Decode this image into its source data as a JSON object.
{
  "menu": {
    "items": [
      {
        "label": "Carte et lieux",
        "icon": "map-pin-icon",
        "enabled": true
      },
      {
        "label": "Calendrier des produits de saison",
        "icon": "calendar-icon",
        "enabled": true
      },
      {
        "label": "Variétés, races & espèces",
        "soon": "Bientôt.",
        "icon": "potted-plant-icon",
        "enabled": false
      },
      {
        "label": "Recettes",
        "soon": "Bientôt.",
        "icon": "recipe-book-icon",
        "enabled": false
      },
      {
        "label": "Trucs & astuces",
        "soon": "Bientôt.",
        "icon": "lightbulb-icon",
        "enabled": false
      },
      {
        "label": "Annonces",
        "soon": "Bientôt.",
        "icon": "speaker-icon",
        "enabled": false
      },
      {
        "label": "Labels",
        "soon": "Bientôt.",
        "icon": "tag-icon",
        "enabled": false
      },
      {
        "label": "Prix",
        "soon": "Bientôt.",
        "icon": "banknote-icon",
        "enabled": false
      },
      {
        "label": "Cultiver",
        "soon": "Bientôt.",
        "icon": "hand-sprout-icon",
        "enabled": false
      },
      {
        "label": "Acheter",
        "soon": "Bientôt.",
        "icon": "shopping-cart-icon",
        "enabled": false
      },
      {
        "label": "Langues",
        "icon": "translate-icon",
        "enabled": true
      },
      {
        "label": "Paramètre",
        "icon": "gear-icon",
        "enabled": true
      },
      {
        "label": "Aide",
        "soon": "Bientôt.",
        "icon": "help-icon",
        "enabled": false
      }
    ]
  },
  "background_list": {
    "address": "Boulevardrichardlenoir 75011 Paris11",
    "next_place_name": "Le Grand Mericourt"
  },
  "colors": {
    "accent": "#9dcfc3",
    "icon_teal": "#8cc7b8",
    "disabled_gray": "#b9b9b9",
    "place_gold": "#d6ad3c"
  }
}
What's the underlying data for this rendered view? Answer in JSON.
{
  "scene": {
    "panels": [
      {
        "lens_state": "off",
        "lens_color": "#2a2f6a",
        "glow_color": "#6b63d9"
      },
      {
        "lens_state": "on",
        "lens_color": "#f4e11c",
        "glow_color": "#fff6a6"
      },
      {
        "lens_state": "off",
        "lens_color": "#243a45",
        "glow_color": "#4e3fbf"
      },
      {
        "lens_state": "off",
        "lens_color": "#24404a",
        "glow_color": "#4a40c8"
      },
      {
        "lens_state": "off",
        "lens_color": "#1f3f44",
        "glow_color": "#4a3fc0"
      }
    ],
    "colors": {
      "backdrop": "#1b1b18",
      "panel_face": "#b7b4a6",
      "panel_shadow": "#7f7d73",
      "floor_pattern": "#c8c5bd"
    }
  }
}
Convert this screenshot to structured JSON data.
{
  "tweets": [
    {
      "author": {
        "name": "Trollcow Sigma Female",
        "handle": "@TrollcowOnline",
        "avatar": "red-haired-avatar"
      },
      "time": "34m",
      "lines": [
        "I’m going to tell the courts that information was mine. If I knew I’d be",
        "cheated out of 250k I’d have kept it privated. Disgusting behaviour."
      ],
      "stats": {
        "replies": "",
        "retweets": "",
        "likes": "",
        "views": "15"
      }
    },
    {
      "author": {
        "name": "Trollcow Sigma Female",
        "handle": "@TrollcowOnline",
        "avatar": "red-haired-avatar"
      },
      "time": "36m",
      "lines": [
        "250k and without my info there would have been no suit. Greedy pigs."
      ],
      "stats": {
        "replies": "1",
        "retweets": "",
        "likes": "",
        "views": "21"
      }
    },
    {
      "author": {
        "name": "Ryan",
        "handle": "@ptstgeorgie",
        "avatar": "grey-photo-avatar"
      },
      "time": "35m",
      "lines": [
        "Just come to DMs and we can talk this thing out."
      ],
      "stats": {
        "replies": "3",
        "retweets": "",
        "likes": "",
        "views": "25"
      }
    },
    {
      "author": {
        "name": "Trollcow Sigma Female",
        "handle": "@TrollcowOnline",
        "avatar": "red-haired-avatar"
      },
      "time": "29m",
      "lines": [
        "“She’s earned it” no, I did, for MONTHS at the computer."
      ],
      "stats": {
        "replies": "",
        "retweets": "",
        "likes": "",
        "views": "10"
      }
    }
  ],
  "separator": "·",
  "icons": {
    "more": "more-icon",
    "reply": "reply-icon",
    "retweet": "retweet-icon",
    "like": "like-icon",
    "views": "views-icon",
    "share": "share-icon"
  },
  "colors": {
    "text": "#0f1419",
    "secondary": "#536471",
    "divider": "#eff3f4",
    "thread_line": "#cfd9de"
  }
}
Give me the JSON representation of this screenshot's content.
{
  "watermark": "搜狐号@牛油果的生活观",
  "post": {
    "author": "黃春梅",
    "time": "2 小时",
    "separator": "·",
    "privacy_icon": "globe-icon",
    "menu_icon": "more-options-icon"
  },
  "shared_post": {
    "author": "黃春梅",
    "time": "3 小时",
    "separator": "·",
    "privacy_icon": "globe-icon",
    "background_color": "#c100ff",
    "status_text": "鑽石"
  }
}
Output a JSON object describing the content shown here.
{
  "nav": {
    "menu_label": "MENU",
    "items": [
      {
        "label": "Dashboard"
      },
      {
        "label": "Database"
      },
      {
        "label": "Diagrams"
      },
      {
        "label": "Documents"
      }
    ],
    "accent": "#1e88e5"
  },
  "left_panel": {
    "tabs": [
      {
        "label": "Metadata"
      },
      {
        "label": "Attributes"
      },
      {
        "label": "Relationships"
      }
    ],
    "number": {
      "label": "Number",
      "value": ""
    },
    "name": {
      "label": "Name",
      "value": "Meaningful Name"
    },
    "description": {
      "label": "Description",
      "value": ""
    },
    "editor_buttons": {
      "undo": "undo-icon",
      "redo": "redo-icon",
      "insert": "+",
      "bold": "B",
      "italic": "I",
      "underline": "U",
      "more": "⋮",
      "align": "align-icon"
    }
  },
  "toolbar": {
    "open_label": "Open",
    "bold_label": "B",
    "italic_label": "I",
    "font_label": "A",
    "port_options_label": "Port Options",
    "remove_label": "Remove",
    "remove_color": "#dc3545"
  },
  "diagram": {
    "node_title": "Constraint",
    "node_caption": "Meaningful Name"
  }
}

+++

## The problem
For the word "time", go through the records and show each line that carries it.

## Response to the task
      "time": "34m",
      "time": "36m",
      "time": "35m",
      "time": "29m",
    "time": "2 小时",
    "time": "3 小时",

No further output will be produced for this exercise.